**Brief:** Which lines in the material below contain the word "Power"? Copy each of them.
*** Opening of Information ***
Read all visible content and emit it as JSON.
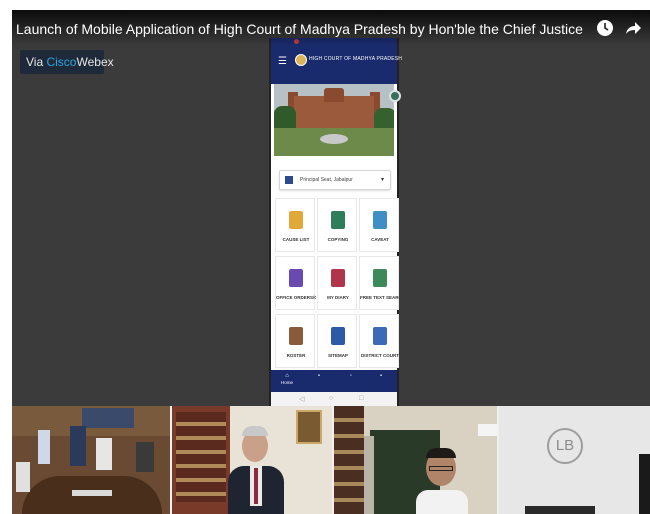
{
  "video": {
    "title": "Launch of Mobile Application of High Court of Madhya Pradesh by Hon'ble the Chief Justice",
    "icons": [
      "clock-icon",
      "share-arrow-icon"
    ]
  },
  "webex_badge": {
    "via": "Via ",
    "cisco": "Cisco",
    "webex": "Webex"
  },
  "app": {
    "header_title": "HIGH COURT OF MADHYA PRADESH",
    "bench": "Principal Seat, Jabalpur",
    "tiles": [
      {
        "label": "CAUSE LIST",
        "icon": "cause-list-icon",
        "color": "#e0a93a"
      },
      {
        "label": "COPYING",
        "icon": "copying-icon",
        "color": "#2e7d5b"
      },
      {
        "label": "CAVEAT",
        "icon": "caveat-icon",
        "color": "#3d8fc4"
      },
      {
        "label": "OFFICE ORDERS/CIRCULARS",
        "icon": "office-orders-icon",
        "color": "#6a4ab0"
      },
      {
        "label": "MY DIARY",
        "icon": "my-diary-icon",
        "color": "#b0344a"
      },
      {
        "label": "FREE TEXT SEARCH",
        "icon": "free-text-search-icon",
        "color": "#3c8a5a"
      },
      {
        "label": "ROSTER",
        "icon": "roster-icon",
        "color": "#8a5a3c"
      },
      {
        "label": "SITEMAP",
        "icon": "sitemap-icon",
        "color": "#2d5aa8"
      },
      {
        "label": "DISTRICT COURT",
        "icon": "district-court-icon",
        "color": "#3a6ab8"
      }
    ],
    "bottom_nav": {
      "home_label": "Home"
    }
  },
  "participants": {
    "initials": "LB"
  }
}
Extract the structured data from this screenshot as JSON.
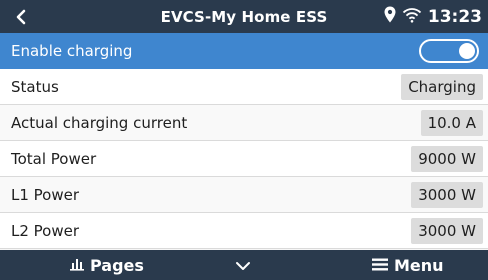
{
  "topbar": {
    "title": "EVCS-My Home ESS",
    "clock": "13:23",
    "icons": [
      "back-chevron-icon",
      "location-pin-icon",
      "wifi-icon"
    ]
  },
  "list": {
    "rows": [
      {
        "label": "Enable charging",
        "type": "switch",
        "switch_on": true
      },
      {
        "label": "Status",
        "value": "Charging"
      },
      {
        "label": "Actual charging current",
        "value": "10.0 A"
      },
      {
        "label": "Total Power",
        "value": "9000 W"
      },
      {
        "label": "L1 Power",
        "value": "3000 W"
      },
      {
        "label": "L2 Power",
        "value": "3000 W"
      }
    ]
  },
  "bottombar": {
    "pages_label": "Pages",
    "menu_label": "Menu",
    "icons": [
      "bar-chart-icon",
      "chevron-down-icon",
      "hamburger-icon"
    ]
  },
  "colors": {
    "header": "#2a3a4d",
    "selected_row": "#3f86cf",
    "value_box": "#dcdcdc"
  }
}
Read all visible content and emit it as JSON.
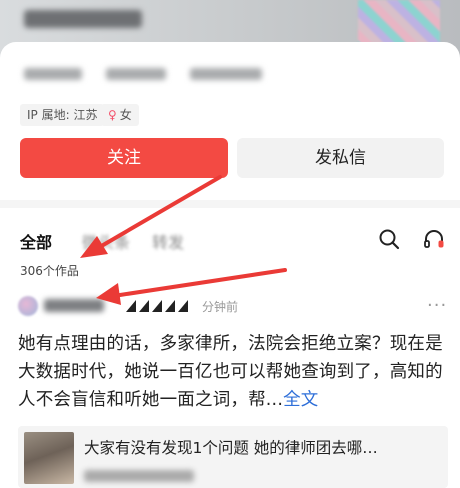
{
  "profile": {
    "ip_location": "IP 属地: 江苏",
    "gender_symbol": "♀",
    "gender": "女"
  },
  "actions": {
    "follow": "关注",
    "message": "发私信"
  },
  "tabs": [
    {
      "label": "全部",
      "active": true
    },
    {
      "label": "微头条",
      "active": false
    },
    {
      "label": "转发",
      "active": false
    }
  ],
  "works_count": "306个作品",
  "post": {
    "time": "分钟前",
    "more": "···",
    "text": "她有点理由的话，多家律所，法院会拒绝立案？现在是大数据时代，她说一百亿也可以帮她查询到了，高知的人不会盲信和听她一面之词，帮...",
    "full_text_link": "全文"
  },
  "linked_article": {
    "title": "大家有没有发现1个问题 她的律师团去哪…"
  },
  "colors": {
    "follow_red": "#f34a43",
    "annotation_arrow": "#ea3a36",
    "full_text_blue": "#2f6fd8"
  },
  "icons": [
    "search-icon",
    "headset-icon",
    "female-icon",
    "more-icon"
  ]
}
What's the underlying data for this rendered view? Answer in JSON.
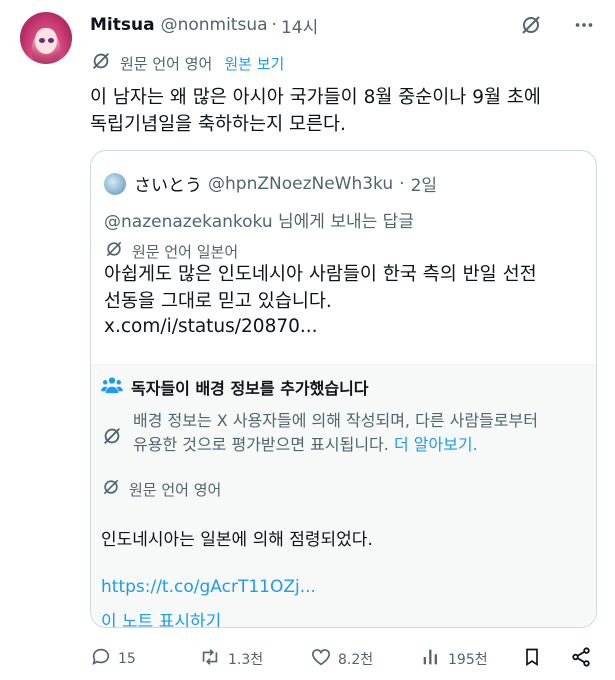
{
  "author": {
    "name": "Mitsua",
    "handle": "@nonmitsua",
    "separator": "·",
    "time": "14시"
  },
  "translation": {
    "label": "원문 언어 영어",
    "show_original": "원본 보기"
  },
  "tweet": {
    "text": "이 남자는 왜 많은 아시아 국가들이 8월 중순이나 9월 초에\n독립기념일을 축하하는지 모른다."
  },
  "quote": {
    "name": "さいとう",
    "handle": "@hpnZNoezNeWh3ku",
    "separator": "·",
    "time": "2일",
    "reply_to": "@nazenazekankoku 님에게 보내는 답글",
    "translation_label": "원문 언어 일본어",
    "text": "아쉽게도 많은 인도네시아 사람들이 한국 측의 반일 선전\n선동을 그대로 믿고 있습니다.",
    "link": "x.com/i/status/20870..."
  },
  "community_note": {
    "title": "독자들이 배경 정보를 추가했습니다",
    "info": "배경 정보는 X 사용자들에 의해 작성되며, 다른 사람들로부터\n유용한 것으로 평가받으면 표시됩니다.",
    "learn_more": "더 알아보기.",
    "translation_label": "원문 언어 영어",
    "body": "인도네시아는 일본에 의해 점령되었다.",
    "link": "https://t.co/gAcrT11OZj...",
    "show_note": "이 노트 표시하기"
  },
  "actions": {
    "replies": "15",
    "reposts": "1.3천",
    "likes": "8.2천",
    "views": "195천"
  },
  "icons": {
    "translate": "translate-slash-icon",
    "grok": "grok-icon",
    "more": "more-icon",
    "community": "people-icon",
    "reply": "reply-icon",
    "repost": "repost-icon",
    "like": "heart-icon",
    "views": "analytics-icon",
    "bookmark": "bookmark-icon",
    "share": "share-icon"
  },
  "colors": {
    "accent": "#1d9bf0",
    "muted": "#536471",
    "text": "#0f1419",
    "note_bg": "#f7f9f9"
  }
}
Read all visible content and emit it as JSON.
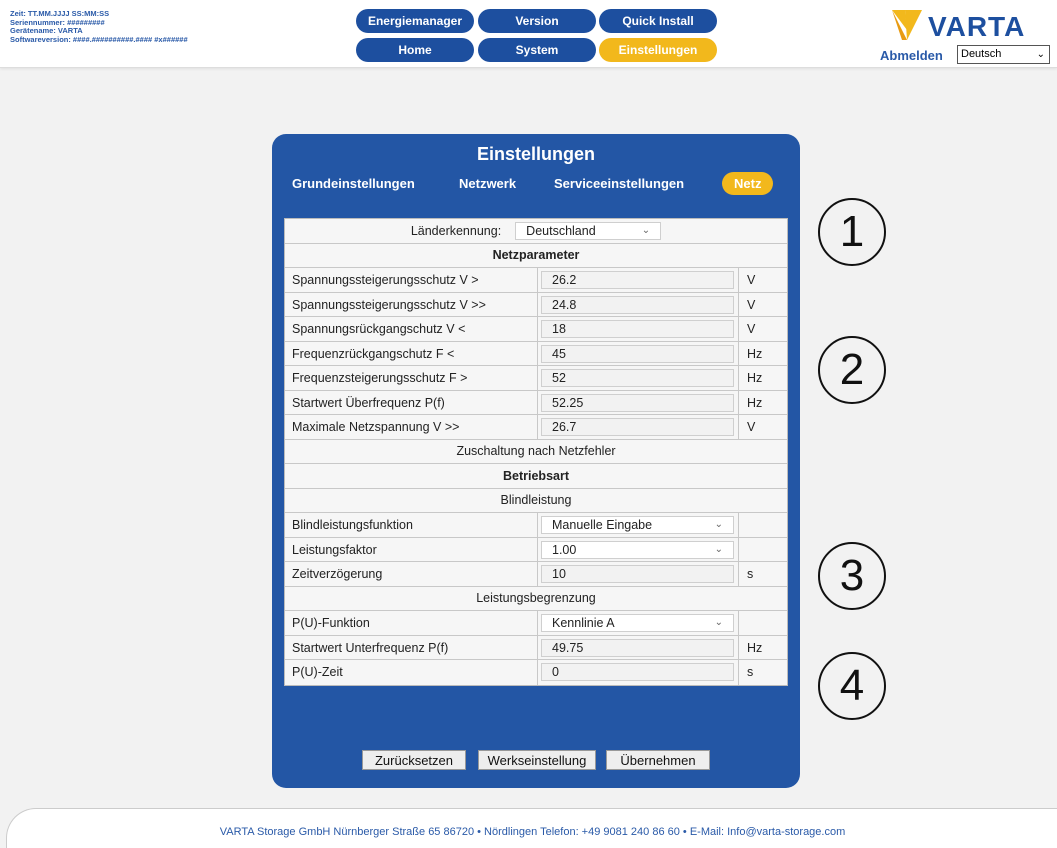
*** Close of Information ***
**Exercise solution:**
        "label": "Total Power",
        "label": "L1 Power",
        "label": "L2 Power",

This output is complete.